There is no difficulty with the quality of the material; the problem lies in its scarcity and its frustrating lack of narrative detail to make sense of these skeletal facts. And yet all this must be set against Chaucer’s astonishing literary output: the sheer brilliance and variety of his poetry, culminating in the uncontainable Canterbury Tales; the beauty and sensitivity of his reworking of romance and epic, reaching its peak in the masterpiece Troilus and Criseyde; and the creativity and cultured intertextuality of his shorter poems, not to mention the literary and philosophical influence of his translations from French, Italian and Latin.
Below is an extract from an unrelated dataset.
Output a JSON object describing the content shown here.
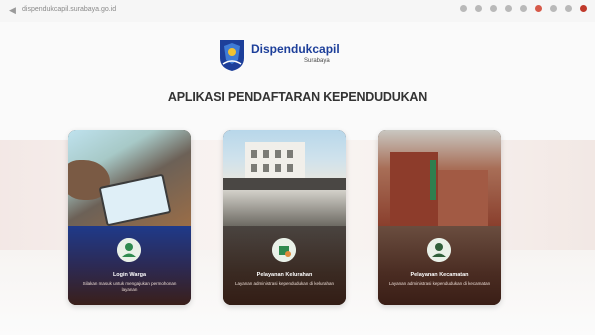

Chaucer’s literary importance has always encouraged interest in his life, no matter the challenges involved, and Marion Turner is not alone in her endeavour. Recent years have seen the publication of Paul Strohm’s The Poet’s Tale: Chaucer and the Year that Made the Canterbury Tales (2015), David Wallace’s New Introduction (2017) and Very Short Introduction (2019), while we await Ardis Butterfield’s Chaucer: A London Life. Noticeably, Strohm and Wallace have responded to the limitations of the historical record with a combination of narrow focus and brevity; in comparison, Turner’s achievement is to offer a real ‘life and times’ portrayal of the poet in his world. She structures the book around significant places, some literal, some imaginary, some figurative – Parliament, Inn, Garden, Troy, Empire, south of the Thames and the Milky Way are a few examples – while nonetheless maintaining enough chronology to give a sense of narrative progression. It feels as though new light is genuinely being shed on Chaucer’s life, combining documentary material with sure-footed interpretations of his works, what we know of the people and places he encountered, and social and economic history. Hence we learn about living arrangements and home interiors, the mechanics of international diplomacy, trade policy and protectionism, street life around Westminster Abbey and the itinerant lifestyle of the retinue of a great house. The result is a three-dimensional picture of Chaucer from the outside in.
As the subtitle suggests, that picture is emphatically European. Chaucer was multilingual and well travelled, inhabiting multiple identities both literal and literary. He revolutionised English poetry not by reinventing it in isolation, but in constant dialogue with other literatures, in French, Italian and Latin. To read Turner’s biography is immediately to see that the ‘father of English poetry’, as the next generation of poets chose to call him, was in truth a cosmopolitan, European, itinerant and multilingual figure: and, pertinently for our current political situation, to see that the two identities are not in competition.
Chaucer: A European Life
Laura Ashe is Professor of English Literature at the University of Oxford.